→ About this exercise:
All of the data below is to be copied again without changes.

→ Excerpts from an interface dataset:
◇ ◇ ◇ ◇
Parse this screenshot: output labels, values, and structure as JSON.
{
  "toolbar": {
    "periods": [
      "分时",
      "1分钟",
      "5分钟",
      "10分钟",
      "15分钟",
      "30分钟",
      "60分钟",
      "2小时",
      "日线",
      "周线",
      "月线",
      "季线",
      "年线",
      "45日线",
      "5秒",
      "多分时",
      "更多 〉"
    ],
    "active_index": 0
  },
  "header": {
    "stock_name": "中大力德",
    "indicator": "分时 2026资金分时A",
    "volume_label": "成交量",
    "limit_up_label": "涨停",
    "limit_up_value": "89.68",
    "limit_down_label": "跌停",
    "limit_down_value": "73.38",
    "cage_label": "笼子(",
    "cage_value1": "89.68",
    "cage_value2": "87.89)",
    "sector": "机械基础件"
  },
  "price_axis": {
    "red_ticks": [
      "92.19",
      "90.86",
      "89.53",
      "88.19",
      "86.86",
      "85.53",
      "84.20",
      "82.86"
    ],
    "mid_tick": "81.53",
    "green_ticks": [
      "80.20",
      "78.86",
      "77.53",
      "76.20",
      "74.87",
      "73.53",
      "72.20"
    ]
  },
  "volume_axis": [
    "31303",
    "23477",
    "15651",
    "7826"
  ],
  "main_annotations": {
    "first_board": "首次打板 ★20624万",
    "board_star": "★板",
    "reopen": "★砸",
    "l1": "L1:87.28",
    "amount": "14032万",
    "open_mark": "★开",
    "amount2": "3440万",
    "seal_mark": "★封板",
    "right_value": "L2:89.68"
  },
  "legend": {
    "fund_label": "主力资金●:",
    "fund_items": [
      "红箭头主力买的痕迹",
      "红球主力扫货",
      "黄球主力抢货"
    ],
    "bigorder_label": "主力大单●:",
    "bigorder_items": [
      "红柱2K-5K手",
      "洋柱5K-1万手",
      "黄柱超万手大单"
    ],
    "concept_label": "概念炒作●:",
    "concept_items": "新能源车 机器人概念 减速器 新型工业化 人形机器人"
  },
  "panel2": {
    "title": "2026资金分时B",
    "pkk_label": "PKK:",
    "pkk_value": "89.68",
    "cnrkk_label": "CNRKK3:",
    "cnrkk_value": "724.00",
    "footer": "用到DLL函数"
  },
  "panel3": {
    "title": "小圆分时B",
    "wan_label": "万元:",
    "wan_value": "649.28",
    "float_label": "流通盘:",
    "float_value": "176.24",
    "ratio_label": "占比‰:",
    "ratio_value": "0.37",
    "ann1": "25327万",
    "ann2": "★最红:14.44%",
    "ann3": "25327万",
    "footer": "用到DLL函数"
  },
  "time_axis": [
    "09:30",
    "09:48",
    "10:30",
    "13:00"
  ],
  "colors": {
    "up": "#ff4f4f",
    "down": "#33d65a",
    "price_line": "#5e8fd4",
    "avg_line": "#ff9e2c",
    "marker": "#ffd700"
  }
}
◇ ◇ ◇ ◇
→ Reply:
Parse this screenshot: output labels, values, and structure as JSON.
{
  "toolbar": {
    "periods": [
      "分时",
      "1分钟",
      "5分钟",
      "10分钟",
      "15分钟",
      "30分钟",
      "60分钟",
      "2小时",
      "日线",
      "周线",
      "月线",
      "季线",
      "年线",
      "45日线",
      "5秒",
      "多分时",
      "更多 〉"
    ],
    "active_index": 0
  },
  "header": {
    "stock_name": "中大力德",
    "indicator": "分时 2026资金分时A",
    "volume_label": "成交量",
    "limit_up_label": "涨停",
    "limit_up_value": "89.68",
    "limit_down_label": "跌停",
    "limit_down_value": "73.38",
    "cage_label": "笼子(",
    "cage_value1": "89.68",
    "cage_value2": "87.89)",
    "sector": "机械基础件"
  },
  "price_axis": {
    "red_ticks": [
      "92.19",
      "90.86",
      "89.53",
      "88.19",
      "86.86",
      "85.53",
      "84.20",
      "82.86"
    ],
    "mid_tick": "81.53",
    "green_ticks": [
      "80.20",
      "78.86",
      "77.53",
      "76.20",
      "74.87",
      "73.53",
      "72.20"
    ]
  },
  "volume_axis": [
    "31303",
    "23477",
    "15651",
    "7826"
  ],
  "main_annotations": {
    "first_board": "首次打板 ★20624万",
    "board_star": "★板",
    "reopen": "★砸",
    "l1": "L1:87.28",
    "amount": "14032万",
    "open_mark": "★开",
    "amount2": "3440万",
    "seal_mark": "★封板",
    "right_value": "L2:89.68"
  },
  "legend": {
    "fund_label": "主力资金●:",
    "fund_items": [
      "红箭头主力买的痕迹",
      "红球主力扫货",
      "黄球主力抢货"
    ],
    "bigorder_label": "主力大单●:",
    "bigorder_items": [
      "红柱2K-5K手",
      "洋柱5K-1万手",
      "黄柱超万手大单"
    ],
    "concept_label": "概念炒作●:",
    "concept_items": "新能源车 机器人概念 减速器 新型工业化 人形机器人"
  },
  "panel2": {
    "title": "2026资金分时B",
    "pkk_label": "PKK:",
    "pkk_value": "89.68",
    "cnrkk_label": "CNRKK3:",
    "cnrkk_value": "724.00",
    "footer": "用到DLL函数"
  },
  "panel3": {
    "title": "小圆分时B",
    "wan_label": "万元:",
    "wan_value": "649.28",
    "float_label": "流通盘:",
    "float_value": "176.24",
    "ratio_label": "占比‰:",
    "ratio_value": "0.37",
    "ann1": "25327万",
    "ann2": "★最红:14.44%",
    "ann3": "25327万",
    "footer": "用到DLL函数"
  },
  "time_axis": [
    "09:30",
    "09:48",
    "10:30",
    "13:00"
  ],
  "colors": {
    "up": "#ff4f4f",
    "down": "#33d65a",
    "price_line": "#5e8fd4",
    "avg_line": "#ff9e2c",
    "marker": "#ffd700"
  }
}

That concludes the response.